Top of Dataset records

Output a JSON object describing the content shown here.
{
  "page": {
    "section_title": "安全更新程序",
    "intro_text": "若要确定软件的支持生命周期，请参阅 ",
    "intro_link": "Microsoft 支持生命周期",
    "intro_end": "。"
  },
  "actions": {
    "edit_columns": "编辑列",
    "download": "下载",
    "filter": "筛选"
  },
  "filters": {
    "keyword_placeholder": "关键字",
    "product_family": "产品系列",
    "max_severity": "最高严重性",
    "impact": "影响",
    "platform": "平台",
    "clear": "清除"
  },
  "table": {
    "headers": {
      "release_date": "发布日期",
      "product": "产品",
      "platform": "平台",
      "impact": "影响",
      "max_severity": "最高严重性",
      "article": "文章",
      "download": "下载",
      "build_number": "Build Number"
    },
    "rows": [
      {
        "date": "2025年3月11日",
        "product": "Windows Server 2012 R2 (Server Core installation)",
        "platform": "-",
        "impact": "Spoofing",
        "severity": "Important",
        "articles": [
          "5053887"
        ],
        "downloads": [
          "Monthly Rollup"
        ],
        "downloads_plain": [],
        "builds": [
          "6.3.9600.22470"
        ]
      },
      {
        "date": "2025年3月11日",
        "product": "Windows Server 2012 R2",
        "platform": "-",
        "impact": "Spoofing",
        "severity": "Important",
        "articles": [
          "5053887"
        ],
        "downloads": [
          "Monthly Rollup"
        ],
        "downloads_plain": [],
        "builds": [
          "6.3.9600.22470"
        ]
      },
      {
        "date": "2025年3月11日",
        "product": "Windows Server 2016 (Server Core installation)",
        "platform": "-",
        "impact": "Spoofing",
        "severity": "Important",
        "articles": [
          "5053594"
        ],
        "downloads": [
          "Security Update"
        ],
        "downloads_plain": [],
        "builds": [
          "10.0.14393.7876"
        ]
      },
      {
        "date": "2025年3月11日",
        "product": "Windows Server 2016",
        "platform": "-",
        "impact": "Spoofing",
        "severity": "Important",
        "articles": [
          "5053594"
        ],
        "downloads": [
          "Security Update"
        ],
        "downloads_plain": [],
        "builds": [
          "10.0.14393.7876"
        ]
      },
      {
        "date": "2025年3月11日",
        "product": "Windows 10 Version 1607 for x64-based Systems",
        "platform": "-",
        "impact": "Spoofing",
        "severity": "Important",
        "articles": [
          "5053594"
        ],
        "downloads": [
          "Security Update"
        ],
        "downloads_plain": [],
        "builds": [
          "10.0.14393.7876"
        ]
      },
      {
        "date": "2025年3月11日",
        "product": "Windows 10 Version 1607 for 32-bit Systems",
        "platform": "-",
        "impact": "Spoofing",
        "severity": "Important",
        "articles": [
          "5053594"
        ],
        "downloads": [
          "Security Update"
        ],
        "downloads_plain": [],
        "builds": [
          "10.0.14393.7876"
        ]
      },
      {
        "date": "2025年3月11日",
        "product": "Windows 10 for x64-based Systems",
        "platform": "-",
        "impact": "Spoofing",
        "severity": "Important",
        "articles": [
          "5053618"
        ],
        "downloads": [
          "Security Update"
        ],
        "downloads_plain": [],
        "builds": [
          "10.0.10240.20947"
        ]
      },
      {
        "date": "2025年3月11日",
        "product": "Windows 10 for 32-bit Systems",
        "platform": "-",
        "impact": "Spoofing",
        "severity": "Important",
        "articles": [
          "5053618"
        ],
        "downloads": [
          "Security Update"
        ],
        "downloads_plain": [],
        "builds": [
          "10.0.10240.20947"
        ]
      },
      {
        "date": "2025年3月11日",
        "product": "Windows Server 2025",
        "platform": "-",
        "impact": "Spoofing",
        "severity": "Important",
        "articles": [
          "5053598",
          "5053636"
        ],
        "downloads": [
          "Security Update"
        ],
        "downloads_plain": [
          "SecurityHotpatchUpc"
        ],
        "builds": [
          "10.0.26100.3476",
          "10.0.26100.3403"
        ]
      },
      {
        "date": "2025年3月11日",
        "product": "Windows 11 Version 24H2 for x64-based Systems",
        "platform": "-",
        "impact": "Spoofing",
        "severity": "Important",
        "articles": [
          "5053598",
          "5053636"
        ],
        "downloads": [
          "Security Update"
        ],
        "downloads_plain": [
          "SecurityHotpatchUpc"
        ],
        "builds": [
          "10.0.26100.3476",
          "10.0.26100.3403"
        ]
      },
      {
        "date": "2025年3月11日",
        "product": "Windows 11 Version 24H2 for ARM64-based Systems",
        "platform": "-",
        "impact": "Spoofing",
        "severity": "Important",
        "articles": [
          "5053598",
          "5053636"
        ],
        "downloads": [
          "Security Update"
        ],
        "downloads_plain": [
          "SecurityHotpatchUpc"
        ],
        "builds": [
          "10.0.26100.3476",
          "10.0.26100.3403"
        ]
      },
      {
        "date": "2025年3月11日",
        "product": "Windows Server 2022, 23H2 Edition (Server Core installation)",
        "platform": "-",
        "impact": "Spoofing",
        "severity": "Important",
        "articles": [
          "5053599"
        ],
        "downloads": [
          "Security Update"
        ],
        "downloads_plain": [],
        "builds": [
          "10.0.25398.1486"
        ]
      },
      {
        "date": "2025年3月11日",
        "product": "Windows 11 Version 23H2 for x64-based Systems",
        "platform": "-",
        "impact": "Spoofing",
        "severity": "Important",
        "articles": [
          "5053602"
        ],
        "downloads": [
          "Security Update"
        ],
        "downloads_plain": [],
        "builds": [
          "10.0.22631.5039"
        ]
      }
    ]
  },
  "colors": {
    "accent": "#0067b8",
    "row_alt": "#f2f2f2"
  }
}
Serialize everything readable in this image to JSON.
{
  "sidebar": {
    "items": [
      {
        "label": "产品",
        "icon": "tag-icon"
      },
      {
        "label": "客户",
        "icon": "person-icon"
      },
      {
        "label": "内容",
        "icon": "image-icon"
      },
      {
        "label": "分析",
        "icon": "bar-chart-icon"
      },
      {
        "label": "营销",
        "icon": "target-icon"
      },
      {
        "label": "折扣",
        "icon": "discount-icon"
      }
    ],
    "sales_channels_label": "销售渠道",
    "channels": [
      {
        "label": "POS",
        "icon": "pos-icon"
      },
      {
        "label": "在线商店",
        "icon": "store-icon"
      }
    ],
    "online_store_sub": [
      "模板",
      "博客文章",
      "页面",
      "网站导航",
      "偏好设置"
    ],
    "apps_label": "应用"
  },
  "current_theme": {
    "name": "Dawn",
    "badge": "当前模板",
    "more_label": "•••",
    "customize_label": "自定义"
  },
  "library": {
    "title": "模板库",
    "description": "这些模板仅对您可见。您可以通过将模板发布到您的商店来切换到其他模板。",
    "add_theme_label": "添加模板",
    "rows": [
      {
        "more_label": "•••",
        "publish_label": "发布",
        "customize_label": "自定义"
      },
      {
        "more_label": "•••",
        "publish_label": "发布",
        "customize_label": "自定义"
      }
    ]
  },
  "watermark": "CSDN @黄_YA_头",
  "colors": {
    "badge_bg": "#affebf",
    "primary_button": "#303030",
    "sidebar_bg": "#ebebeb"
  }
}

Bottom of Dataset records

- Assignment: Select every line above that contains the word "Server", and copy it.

- Task output:
        "product": "Windows Server 2012 R2 (Server Core installation)",
        "product": "Windows Server 2012 R2",
        "product": "Windows Server 2016 (Server Core installation)",
        "product": "Windows Server 2016",
        "product": "Windows Server 2025",
        "product": "Windows Server 2022, 23H2 Edition (Server Core installation)",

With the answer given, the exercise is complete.